The Offset House

337 Cleveland Street
Toronto, Canada

General view of the house from the street

Project Description
The architectural idea of the project is to capture south light exposure on an east-west lot by splitting and offsetting the second floor of a narrow and deep infill house. The offset between the two levels in section becomes an opening that allows the south light into the main floor and in plan it becomes a void that allows a straight cascading stair to pass through. In the elevation the offset of two one and half storey volumes on one hand defines the entry and on the other creates distance between the south face of the top volume and the neighbour. Two cozy outdoor spaces are created for the lower second floor as the result of this volumetric shift. At the end the project tries to use a geometric shift to create a house that constantly changes mood and character by the changing qualities of light during the day.

The Zoning By-Law and the Construction Challenge
The challenge was to insert a new structure between two preserved side walls of an old bungalow to maintain the existing side setbacks as well as the below grade garage (no longer permitted in GTA) of the old house. Minimizing the side setbacks allowed to maximize the width of the house (the new zoning by-law requires bigger side setbacks) and maintaining the right of the below-grade garage allowed to lower the living frontage of the house to the sidewalk level and helped to create a pleasant connection between the house and the public realm. Inserting the new multi-level structure into the old sidewalls was the construction challenge of the project. Materials and Details

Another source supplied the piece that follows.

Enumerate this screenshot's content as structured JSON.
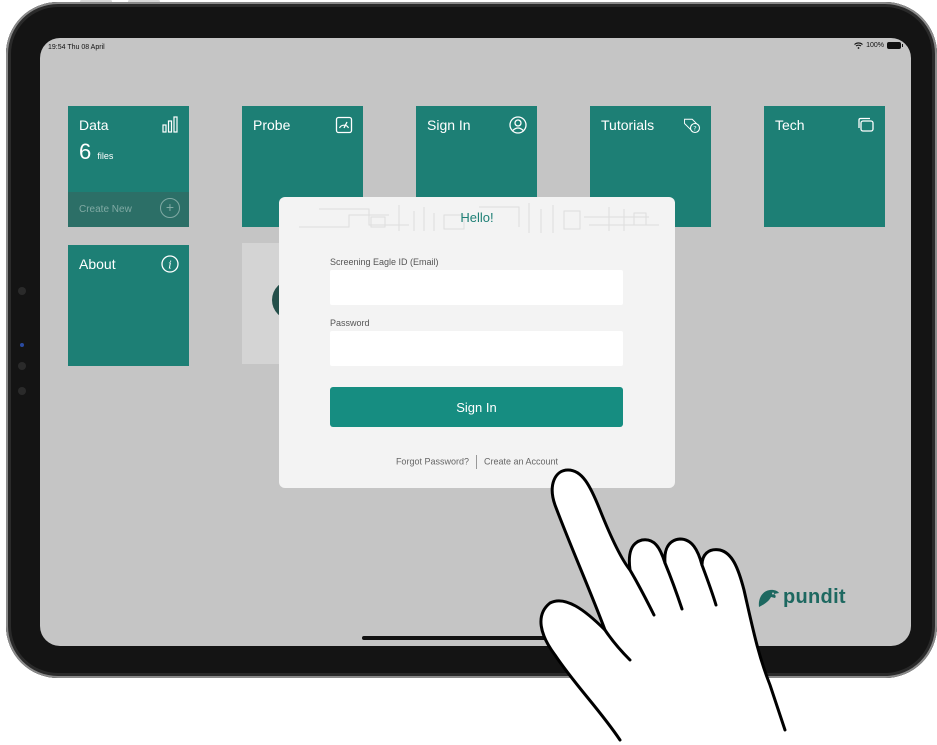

Conceptual Physical Models of the Offset House
First floor plan/ kitchen, dining and living area
Left:The solid wood shutters at the front | Right: The exposed concrete and 11 feet door at the entrance

The two offset white plastered volumes have large openings that create a condition in which the interior surfaces and exterior ones blend and also the shift in the section of the building finds more presence on the outside. The windows, doors and louvered sun screens of the project are made from Douglas fir wood to offset the whiteness of the house with the warmth of Canadian wood. The interior and exterior details have supressed expression to let the spatial and volumetric aspects of the house have more presence.

The Kitchen

Good Design/Good Business
The project is a case investment for two companies to offer to the public an alternative to the historicist new houses of Toronto that have dominated the new home market of Toronto. The investment is done to also challenge the idea of modern homes being custom fit projects to culturally elite clients and instead to present a new infill house as an option for homeowners looking for a new home within the average of the neighbourhood. The design/business idea is that a house filled with light and warmed by the movement of occupants through its spaces with even simple details and finishes outweighs the values of a house that re-creates an old residential typology with expensive new products and materials.

Photo By: Sam Javanrouh
Living and Dining Area
Second floor plan/ master bedroom and the outdoor decks
Photo By: Sam Javanrouh
Staircase, Skylights and the Work Nook
Third floor addition plan/ second and third bedrooms
Photo By: Sam Javanrouh
The Master Bedroom
Short Sections
Photo By: Sam Javanrouh
Leads: Nima Javidi, Hanieh Rezaei, Behnaz Assadi
Photos By: Sam Javanrouh